This time four years ago, Cian Healy probably wouldn’t have envisaged that he would be on the cusp of playing in his third World Cup as Ireland’s first-choice loosehead prop.
In the summer of 2015, Healy underwent surgery on his neck and nerve damage left him without the use of his right hand.
The paperwork confirming his retirement was all but complete but thankfully, he took some time off and movement returned to his hand as he set his sights on continuing his playing career.
As he recalls during that difficult time, there were much bigger and scarier thoughts racing through his mind.
“That was a weird time where you’re more worrying about your health than your future in rugby and whether you can write your name and that sort of thing,” Healy said.
“That was a very different level of stress. But then, as I continued to get fitter and started getting more benefits and started feeling more and more like myself. I started to think along the lines of ‘how much more can I play? I feel like I’m getting better, surely I’ve got more time.’ Everyone always says the age thing but it’s how you feel and how you perform so I’ve always kind of held myself to that.”
Serious injuries are by no means unfamiliar territory for Healy. The powerful loosehead tore his hamstring off the bone at the beginning of the 2014/15 season. Neck surgery soon followed but Healy agrees that it was the danger of having the sport he holds so dear almost taken away from him which has driven him on to new heights in the intervening years.
Since then, Healy has become leaner, meaner and more effective around the park and his form over the last two years has seen him recently rewarded with a new contract from the IRFU. The Clontarf clubman is proud that the work he has put in since 2015 hasn’t gone unnoticed.
“It’s nice to have things like that out of the way and be able to get the head down and get working. I think everyone is aware of that, the union have become pretty good at doing contracts early before they’re at crunch time and it lets players do what they’re supposed to do.
“Yeah, definitely. I take a massive amount of pride in every day I get to do it. Getting a bit of faith shown in me like that by everyone above is nice and a good boost. It’s put back onto me to perform to the level they expect.”
Healy will turn 32 later this year when Ireland are in the midst of their 2019 Rugby World Cup expedition but in the Leinster man’s case, age is just a number.
He’s in the form of his life but a lot of that is attributed to his relentless obsession to keep his body in the best possible condition as he persistently searches for new methods and ideas.

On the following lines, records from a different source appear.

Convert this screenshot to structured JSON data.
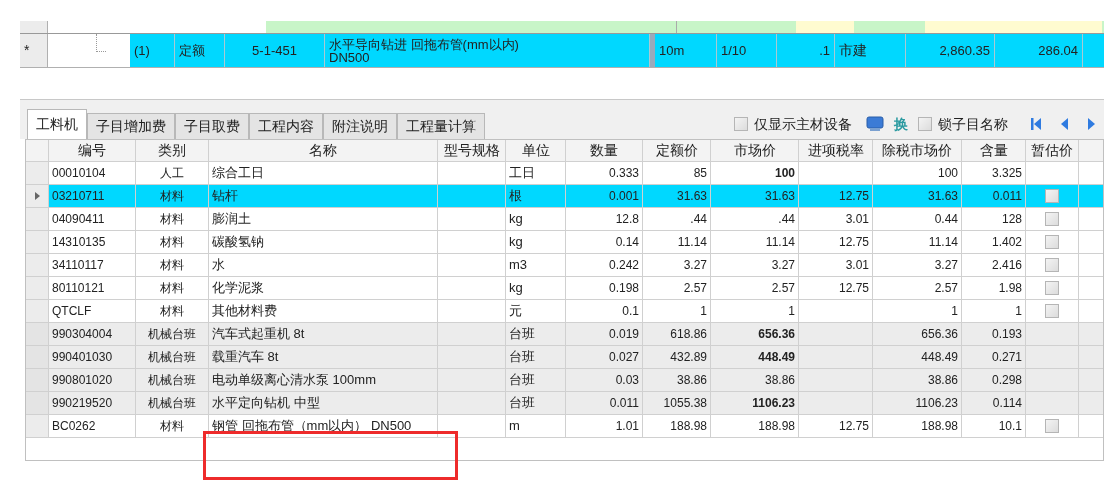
{
  "quota_row": {
    "marker": "*",
    "index": "(1)",
    "type": "定额",
    "code": "5-1-451",
    "name_lines": [
      "水平导向钻进 回拖布管(mm以内)",
      "DN500"
    ],
    "unit": "10m",
    "ratio": "1/10",
    "quantity": ".1",
    "specialty": "市建",
    "price": "2,860.35",
    "total": "286.04",
    "selected": true
  },
  "tabs": [
    {
      "label": "工料机",
      "selected": true
    },
    {
      "label": "子目增加费",
      "selected": false
    },
    {
      "label": "子目取费",
      "selected": false
    },
    {
      "label": "工程内容",
      "selected": false
    },
    {
      "label": "附注说明",
      "selected": false
    },
    {
      "label": "工程量计算",
      "selected": false
    }
  ],
  "toolbar": {
    "main_only": {
      "label": "仅显示主材设备",
      "checked": false
    },
    "swap": "换",
    "lock_name": {
      "label": "锁子目名称",
      "checked": false
    }
  },
  "table": {
    "columns": [
      "编号",
      "类别",
      "名称",
      "型号规格",
      "单位",
      "数量",
      "定额价",
      "市场价",
      "进项税率",
      "除税市场价",
      "含量",
      "暂估价"
    ],
    "rows": [
      {
        "kind": "labor",
        "selected": false,
        "code": "00010104",
        "category": "人工",
        "name": "综合工日",
        "unit": "工日",
        "qty": "0.333",
        "quota_price": "85",
        "market_price": "100",
        "market_bold": true,
        "net_price": "100",
        "content": "3.325"
      },
      {
        "kind": "material",
        "selected": true,
        "code": "03210711",
        "category": "材料",
        "name": "钻杆",
        "unit": "根",
        "qty": "0.001",
        "quota_price": "31.63",
        "market_price": "31.63",
        "market_bold": false,
        "tax_rate": "12.75",
        "net_price": "31.63",
        "content": "0.011",
        "estimate": {
          "checked": false
        }
      },
      {
        "kind": "material",
        "selected": false,
        "code": "04090411",
        "category": "材料",
        "name": "膨润土",
        "unit": "kg",
        "qty": "12.8",
        "quota_price": ".44",
        "market_price": ".44",
        "market_bold": false,
        "tax_rate": "3.01",
        "net_price": "0.44",
        "content": "128",
        "estimate": {
          "checked": false
        }
      },
      {
        "kind": "material",
        "selected": false,
        "code": "14310135",
        "category": "材料",
        "name": "碳酸氢钠",
        "unit": "kg",
        "qty": "0.14",
        "quota_price": "11.14",
        "market_price": "11.14",
        "market_bold": false,
        "tax_rate": "12.75",
        "net_price": "11.14",
        "content": "1.402",
        "estimate": {
          "checked": false
        }
      },
      {
        "kind": "material",
        "selected": false,
        "code": "34110117",
        "category": "材料",
        "name": "水",
        "unit": "m3",
        "qty": "0.242",
        "quota_price": "3.27",
        "market_price": "3.27",
        "market_bold": false,
        "tax_rate": "3.01",
        "net_price": "3.27",
        "content": "2.416",
        "estimate": {
          "checked": false
        }
      },
      {
        "kind": "material",
        "selected": false,
        "code": "80110121",
        "category": "材料",
        "name": "化学泥浆",
        "unit": "kg",
        "qty": "0.198",
        "quota_price": "2.57",
        "market_price": "2.57",
        "market_bold": false,
        "tax_rate": "12.75",
        "net_price": "2.57",
        "content": "1.98",
        "estimate": {
          "checked": false
        }
      },
      {
        "kind": "material",
        "selected": false,
        "code": "QTCLF",
        "category": "材料",
        "name": "其他材料费",
        "unit": "元",
        "qty": "0.1",
        "quota_price": "1",
        "market_price": "1",
        "market_bold": false,
        "net_price": "1",
        "content": "1",
        "estimate": {
          "checked": false
        }
      },
      {
        "kind": "machine",
        "selected": false,
        "code": "990304004",
        "category": "机械台班",
        "name": "汽车式起重机 8t",
        "unit": "台班",
        "qty": "0.019",
        "quota_price": "618.86",
        "market_price": "656.36",
        "market_bold": true,
        "net_price": "656.36",
        "content": "0.193"
      },
      {
        "kind": "machine",
        "selected": false,
        "code": "990401030",
        "category": "机械台班",
        "name": "载重汽车 8t",
        "unit": "台班",
        "qty": "0.027",
        "quota_price": "432.89",
        "market_price": "448.49",
        "market_bold": true,
        "net_price": "448.49",
        "content": "0.271"
      },
      {
        "kind": "machine",
        "selected": false,
        "code": "990801020",
        "category": "机械台班",
        "name": "电动单级离心清水泵 100mm",
        "unit": "台班",
        "qty": "0.03",
        "quota_price": "38.86",
        "market_price": "38.86",
        "market_bold": false,
        "net_price": "38.86",
        "content": "0.298"
      },
      {
        "kind": "machine",
        "selected": false,
        "code": "990219520",
        "category": "机械台班",
        "name": "水平定向钻机 中型",
        "unit": "台班",
        "qty": "0.011",
        "quota_price": "1055.38",
        "market_price": "1106.23",
        "market_bold": true,
        "net_price": "1106.23",
        "content": "0.114"
      },
      {
        "kind": "material",
        "selected": false,
        "code": "BC0262",
        "category": "材料",
        "name": "钢管 回拖布管（mm以内） DN500",
        "unit": "m",
        "qty": "1.01",
        "quota_price": "188.98",
        "market_price": "188.98",
        "market_bold": false,
        "tax_rate": "12.75",
        "net_price": "188.98",
        "content": "10.1",
        "estimate": {
          "checked": false
        }
      }
    ]
  }
}
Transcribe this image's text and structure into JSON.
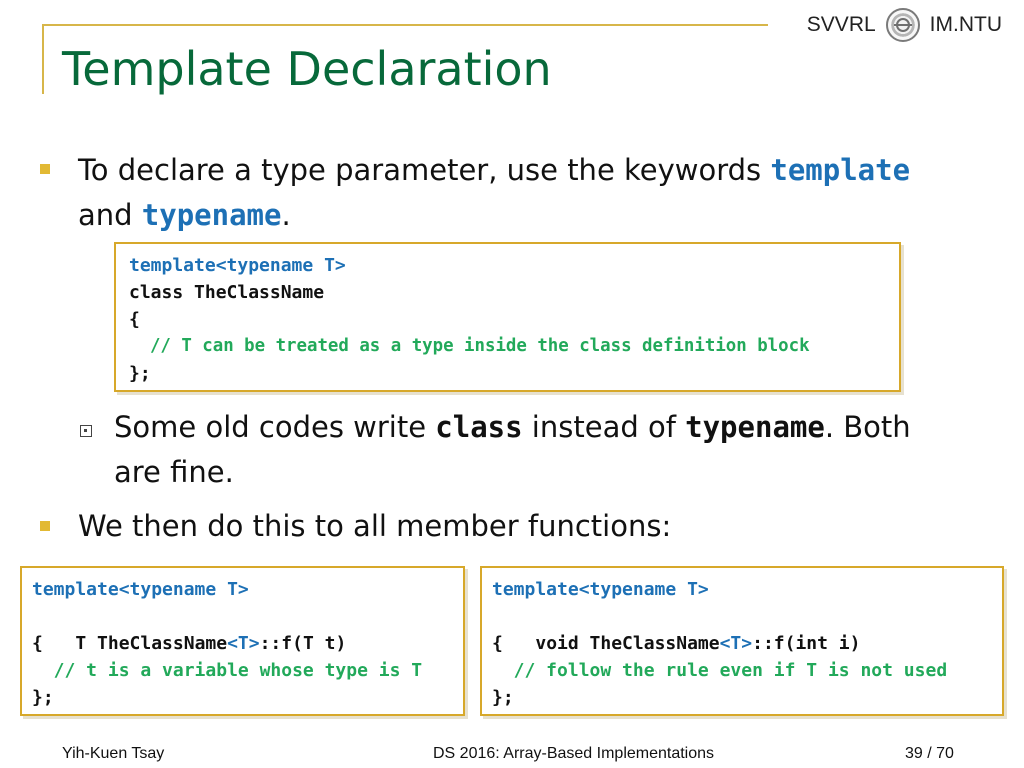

“I’m a one-percenter. I enjoy searching for everything for the little thing that will help and that’s where I suppose the sea swimming and things like that come in. I’m constantly looking at things that might help me to bring me that little bit further, whether it’s helping you to recover or anything.”
With Healy now deep in preseason activities with Ireland, he admits that sometimes there is no substitute for going to the “dark place” of unforgiving fitness sessions as he aims to be in the best possible shape come September.
“But at the same time, you can’t really replace going to the dark place and just doing miserable fitness sessions. That’s probably the one thing that will get people with age, not being fit enough so I figure if I kill myself with fitness in my off time, I’ll stay fit and have a longer career.”
Fitness permitting, Healy will be in Joe Schmidt’s 31-man World Cup squad and he will likely be lining out at the International Stadium Yokohama for Ireland’s opener against Scotland with the number one printed on his back.
However, four warm-up games will take place before that clash on September 22. History tells us that there will likely be a player or players in the current 45-man training squad who will pick up a tournament ending injury during those games.
Is there a temptation to not go full-throttle in an attempt to limit the risk of injury? Not one bit as Healy explains:
“It’s a pretty easy one when you think about it. There is that ‘not get injured’ thing and there’s also that ‘perform and get picked’. But if you’re looking after yourself, you’re probably going to get injured. That’s the sort of way it is. If you’re going half-effort into something, it’s the most likely you are to hurt yourself and then the easier thing is, it’s an opportunity to play for your country.
“Do you want to ever look back on one of the games you’ve played to represent Ireland and it not being a maximum effort and everything you can give to it? One of these warm-up games could be someone’s last game in the jersey and they don’t want to say that they were looking after themselves. They want to say, ‘I gave that whack, I gave that everything I had.'”
Healy describes the prospect of potentially going to his third World Cup as “incredible” and we know it wasn’t on his radar back in the summer of 2015 but that difficult time has given the 31-year-old a new lease of life which has seen him reach new heights.
“It definitely gives you an insight into work rate and taking things for granted like that and what extra work you need to do to take that opportunity and do the best with it.
“I suppose, eventually when you do go out, be able to look back and go ‘I gave that everything’.
“That won’t be for a while.”
You wouldn’t bet against him.
Bring the best of American BBQ to your backyard this summer with Bull’s-Eye’s range of authentic American BBQ sauces and glazes